• _PROBLEM STATEMENT_
Without the pictures, copy all the entries below exactly.
══ RECORDS FOR THIS TASK ══
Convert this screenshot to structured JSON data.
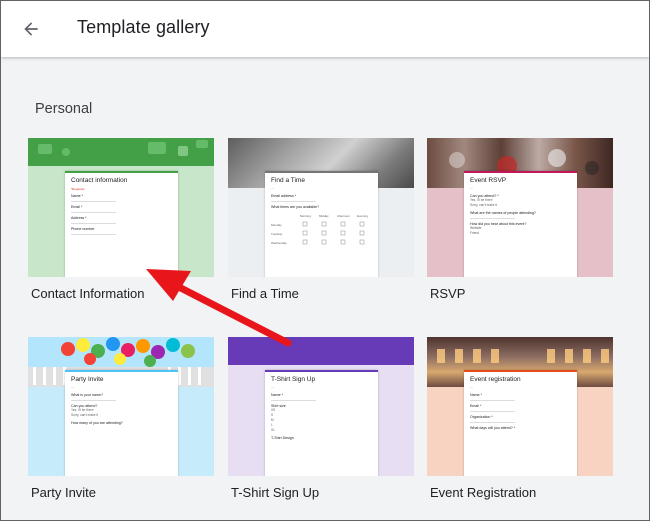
{
  "header": {
    "title": "Template gallery",
    "back_icon": "arrow-back-icon"
  },
  "section": {
    "title": "Personal"
  },
  "templates": [
    {
      "label": "Contact Information",
      "theme": "#4caf50",
      "bg": "#c8e6c9",
      "form_title": "Contact information",
      "questions": [
        "Name *",
        "Email *",
        "Address *",
        "Phone number"
      ]
    },
    {
      "label": "Find a Time",
      "theme": "#9e9e9e",
      "bg": "#eceff1",
      "form_title": "Find a Time",
      "questions": [
        "Email address *",
        "What times are you available?"
      ],
      "grid_cols": [
        "Morning",
        "Midday",
        "Afternoon",
        "Evening"
      ],
      "grid_rows": [
        "Monday",
        "Tuesday",
        "Wednesday"
      ]
    },
    {
      "label": "RSVP",
      "theme": "#c2185b",
      "bg": "#e6c0c8",
      "form_title": "Event RSVP",
      "questions": [
        "Can you attend? *",
        "What are the names of people attending?",
        "How did you hear about this event?"
      ],
      "options": [
        "Yes, I'll be there",
        "Sorry, can't make it",
        "Website",
        "Friend"
      ]
    },
    {
      "label": "Party Invite",
      "theme": "#4fc3f7",
      "bg": "#c6ecfb",
      "form_title": "Party Invite",
      "questions": [
        "What is your name?",
        "Can you attend?",
        "How many of you are attending?"
      ],
      "options": [
        "Yes, I'll be there",
        "Sorry, can't make it"
      ]
    },
    {
      "label": "T-Shirt Sign Up",
      "theme": "#673ab7",
      "bg": "#e7def3",
      "form_title": "T-Shirt Sign Up",
      "questions": [
        "Name *",
        "Shirt size",
        "T-Shirt Design"
      ],
      "options": [
        "XS",
        "S",
        "M",
        "L",
        "XL"
      ]
    },
    {
      "label": "Event Registration",
      "theme": "#e64a19",
      "bg": "#f9d3c2",
      "form_title": "Event registration",
      "questions": [
        "Name *",
        "Email *",
        "Organization *",
        "What days will you attend? *"
      ]
    }
  ]
}
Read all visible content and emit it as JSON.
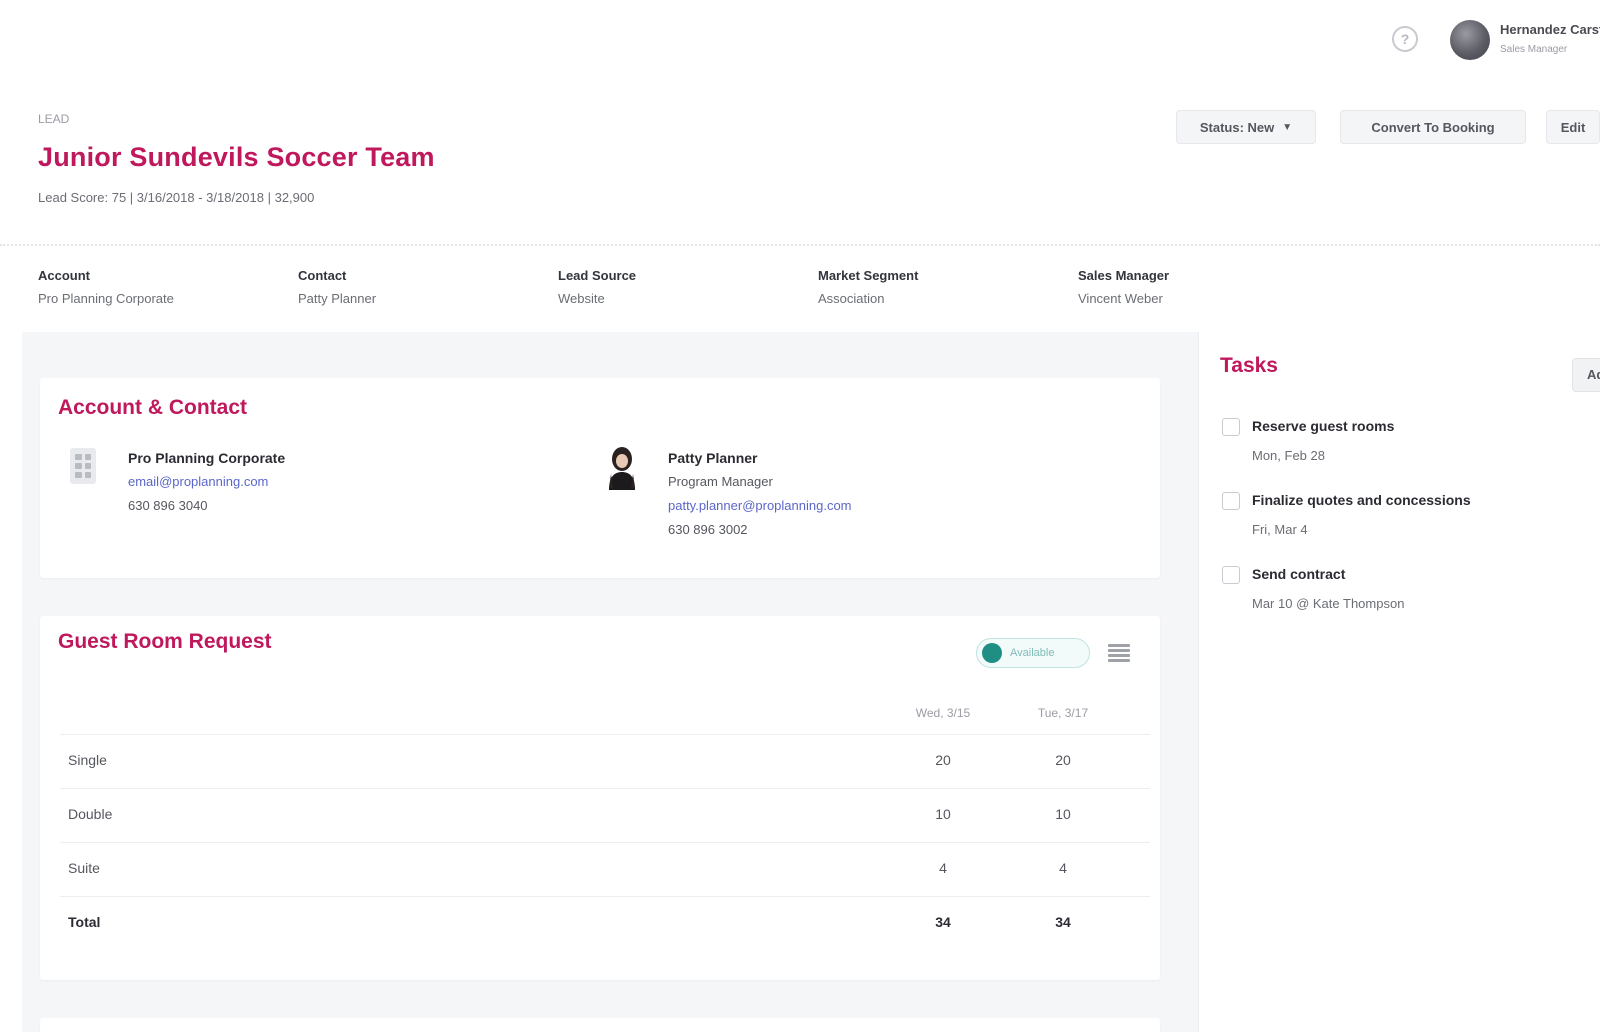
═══
• _EXERCISE SOLUTION_
Convert this screenshot to structured JSON data.
{
  "header": {
    "title": "Template gallery",
    "back_icon": "arrow-back-icon"
  },
  "section": {
    "title": "Personal"
  },
  "templates": [
    {
      "label": "Contact Information",
      "theme": "#4caf50",
      "bg": "#c8e6c9",
      "form_title": "Contact information",
      "questions": [
        "Name *",
        "Email *",
        "Address *",
        "Phone number"
      ]
    },
    {
      "label": "Find a Time",
      "theme": "#9e9e9e",
      "bg": "#eceff1",
      "form_title": "Find a Time",
      "questions": [
        "Email address *",
        "What times are you available?"
      ],
      "grid_cols": [
        "Morning",
        "Midday",
        "Afternoon",
        "Evening"
      ],
      "grid_rows": [
        "Monday",
        "Tuesday",
        "Wednesday"
      ]
    },
    {
      "label": "RSVP",
      "theme": "#c2185b",
      "bg": "#e6c0c8",
      "form_title": "Event RSVP",
      "questions": [
        "Can you attend? *",
        "What are the names of people attending?",
        "How did you hear about this event?"
      ],
      "options": [
        "Yes, I'll be there",
        "Sorry, can't make it",
        "Website",
        "Friend"
      ]
    },
    {
      "label": "Party Invite",
      "theme": "#4fc3f7",
      "bg": "#c6ecfb",
      "form_title": "Party Invite",
      "questions": [
        "What is your name?",
        "Can you attend?",
        "How many of you are attending?"
      ],
      "options": [
        "Yes, I'll be there",
        "Sorry, can't make it"
      ]
    },
    {
      "label": "T-Shirt Sign Up",
      "theme": "#673ab7",
      "bg": "#e7def3",
      "form_title": "T-Shirt Sign Up",
      "questions": [
        "Name *",
        "Shirt size",
        "T-Shirt Design"
      ],
      "options": [
        "XS",
        "S",
        "M",
        "L",
        "XL"
      ]
    },
    {
      "label": "Event Registration",
      "theme": "#e64a19",
      "bg": "#f9d3c2",
      "form_title": "Event registration",
      "questions": [
        "Name *",
        "Email *",
        "Organization *",
        "What days will you attend? *"
      ]
    }
  ]
}
Read all visible content and emit it as JSON.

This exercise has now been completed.